I’m still looking though - very interested in otter wool :teehee:

I’m also about to shave a cat who seems content to become a part of my knitting one way or another! :teehee:

Care of

Warning - swear words and explicit language on that page! Please please don’t read it if you don’t want to read that kind of stuff.

"Diu is indeed an old word in the vernacular Chinese language. Anyone familiar with the classic novel Water Margin should know the word by heart, where it is written as 鳥 (which indeed means “birds”) "

So maybe it is bird - I hope so as some of the other options on that page would worry me if made into wool.

diu in pinyin is thulium which is a rare metal element. Makes me wonder if it is perhaps acrylic?

The picture on the label could of course just be a picture for the brand not the content of the yarn :slight_smile: It could also be a cotton?

The way to see if it is acrylic or a natural fiber is to do a burn test. Take a small piece of the yarn, over a sink set it alight using a match. If it melts and has a plastic type smell, doesn’t naturally go out of its own accord then it is acrylic. If it burns but smells like burned hair and the fire goes out naturally, with the ends curling then it is a natural animal hair fiber.

Worth looking on the net for a detailed description of how each fiber reacts under a burn test and give it a go :slight_smile: Takes only a minute or two :wink:

well joe, didn’t you start a google frenzy - i’ve been looking for the past hour, and can’t find a decent mandarin translator - go figure. How is that possible.

I think i might just learn Mandarin instead, then i will know what ''diu" means… let me get back to you in, say, 10 years!!! :wall:

Bah!! I’m supposed to be knitting!!

My first thought was that it looks like a possum. NZ possum (not the same animal the one we see in the US) makes a super soft yarn.

it looks like a ferret to me

It was “diao” not “diu” but that still doesn’t help.
In Mandarin there are a maximum of about 400 possible sounds (each character = 1 syllable) so the thing is there are many characters with the same pronunciations: many "diao"s. The character on the label is 貂 and the left part of that character means an animal, but it’s not in my dictionary.

Most animal names except for the main domestic ones don’t appear in my dictionary, because they never appear in compound words and are therefore uncommonly used. It’s something like the latin names of animals, which most English speakers don’t know and wouldn’t expect to see in a normal dictionary.

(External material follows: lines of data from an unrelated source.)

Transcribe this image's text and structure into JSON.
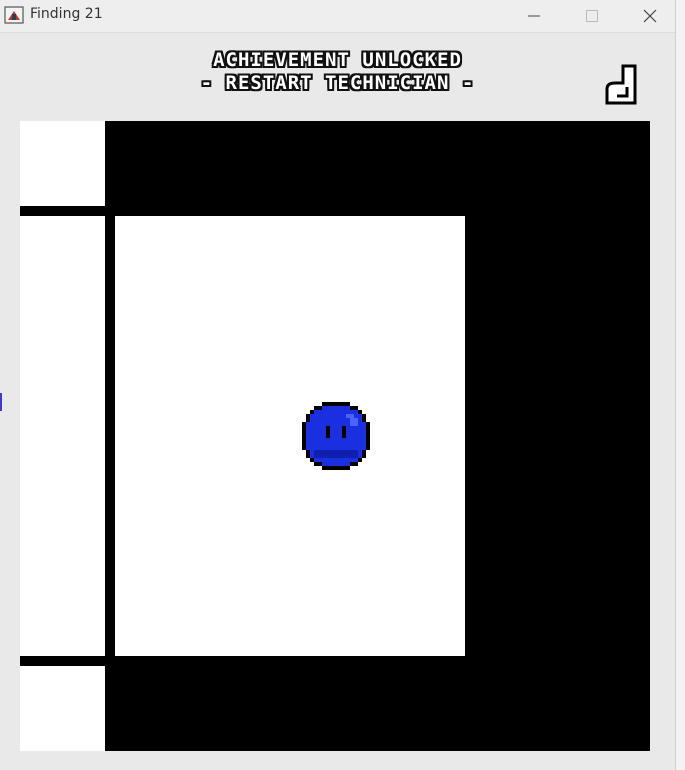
{
  "window": {
    "title": "Finding 21",
    "controls": {
      "minimize": "minimize",
      "maximize": "maximize",
      "close": "close"
    }
  },
  "achievement": {
    "line1": "ACHIEVEMENT UNLOCKED",
    "line2": "- RESTART TECHNICIAN -"
  },
  "icons": {
    "app": "java-app-icon",
    "corner": "boot-icon",
    "player": "blue-blob-character"
  },
  "colors": {
    "wall": "#000000",
    "floor": "#ffffff",
    "player": "#1a2fe0",
    "background": "#e9e9e9"
  }
}
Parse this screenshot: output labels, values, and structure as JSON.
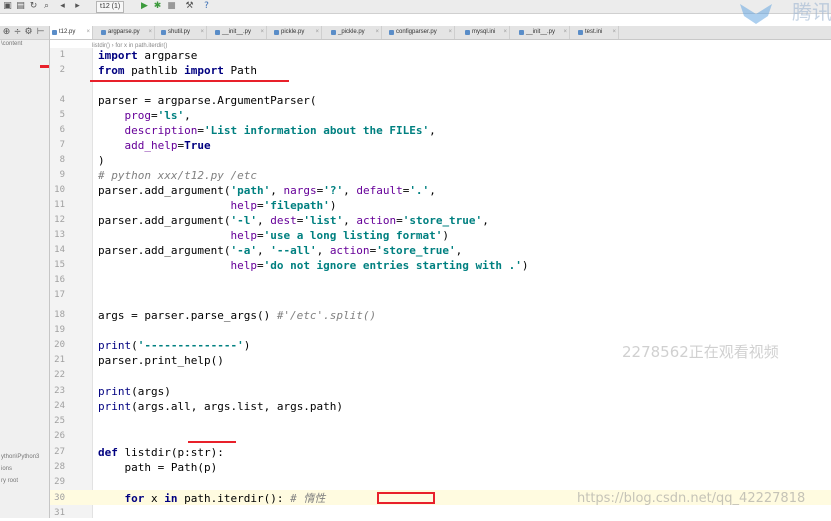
{
  "toolbar": {
    "run_config": "t12 (1)",
    "icons": [
      "open-icon",
      "save-icon",
      "refresh-icon",
      "back-icon",
      "forward-icon",
      "run-icon",
      "debug-icon",
      "stop-icon",
      "build-icon",
      "help-icon"
    ]
  },
  "logo": {
    "text": "腾讯"
  },
  "tabs": [
    {
      "label": "t12.py",
      "active": true
    },
    {
      "label": "argparse.py",
      "active": false
    },
    {
      "label": "shutil.py",
      "active": false
    },
    {
      "label": "__init__.py",
      "active": false
    },
    {
      "label": "pickle.py",
      "active": false
    },
    {
      "label": "_pickle.py",
      "active": false
    },
    {
      "label": "configparser.py",
      "active": false
    },
    {
      "label": "mysql.ini",
      "active": false
    },
    {
      "label": "__init__.py",
      "active": false
    },
    {
      "label": "test.ini",
      "active": false
    }
  ],
  "sidebar": {
    "top_label": "\\content",
    "item1": "ython\\Python3",
    "item2": "ions",
    "item3": "ry root"
  },
  "breadcrumb": {
    "text": "listdir()  ›  for x in path.iterdir()"
  },
  "code": {
    "n1": "1",
    "n2": "2",
    "n4": "4",
    "n5": "5",
    "n6": "6",
    "n7": "7",
    "n8": "8",
    "n9": "9",
    "n10": "10",
    "n11": "11",
    "n12": "12",
    "n13": "13",
    "n14": "14",
    "n15": "15",
    "n16": "16",
    "n17": "17",
    "n18": "18",
    "n19": "19",
    "n20": "20",
    "n21": "21",
    "n22": "22",
    "n23": "23",
    "n24": "24",
    "n25": "25",
    "n26": "26",
    "n27": "27",
    "n28": "28",
    "n29": "29",
    "n30": "30",
    "n31": "31"
  },
  "overlay": {
    "watermark": "2278562正在观看视频",
    "url": "https://blog.csdn.net/qq_42227818"
  },
  "colors": {
    "keyword": "#000080",
    "string": "#008080",
    "comment": "#808080",
    "param": "#660099",
    "annotation": "#e8202a"
  }
}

Something seems to have happened to my last message.

It turns out the animal is a sable, or some other type of marten. Martens are described as large, carnivorous relatives of the weasel family. Who knew that there were large carnivorous weasels in the world, or that you could shave them and make nice soft yarn?

Somehow I doubt they’d shave a weasel and dye it white and blue. :teehee: It’s probably a symbol for how soft the yarn is supposed to be.

Given the part of the world it could also be a mongoose or civet cat, something like that. But I am betting that it is just a logo rather than meaning the actual yarn is spun from the coat of such an animal.

It does, on closer inspection, seem to be 93% imported sheep wool, and 7% “仿貂” wool, which may be “imitation sable” or “an animal like sable”. Well, I’ll keep looking around for exotic yarns while I’m here. I’m curious about the string that’s supposed to come from a bird. I also saw another brand of “diao” wool which might have some of the real stuff. I guess the price would tell me if it’s real. It’s hard to believe what you can get in China sometimes. I’ll keep an eye out for panda wool.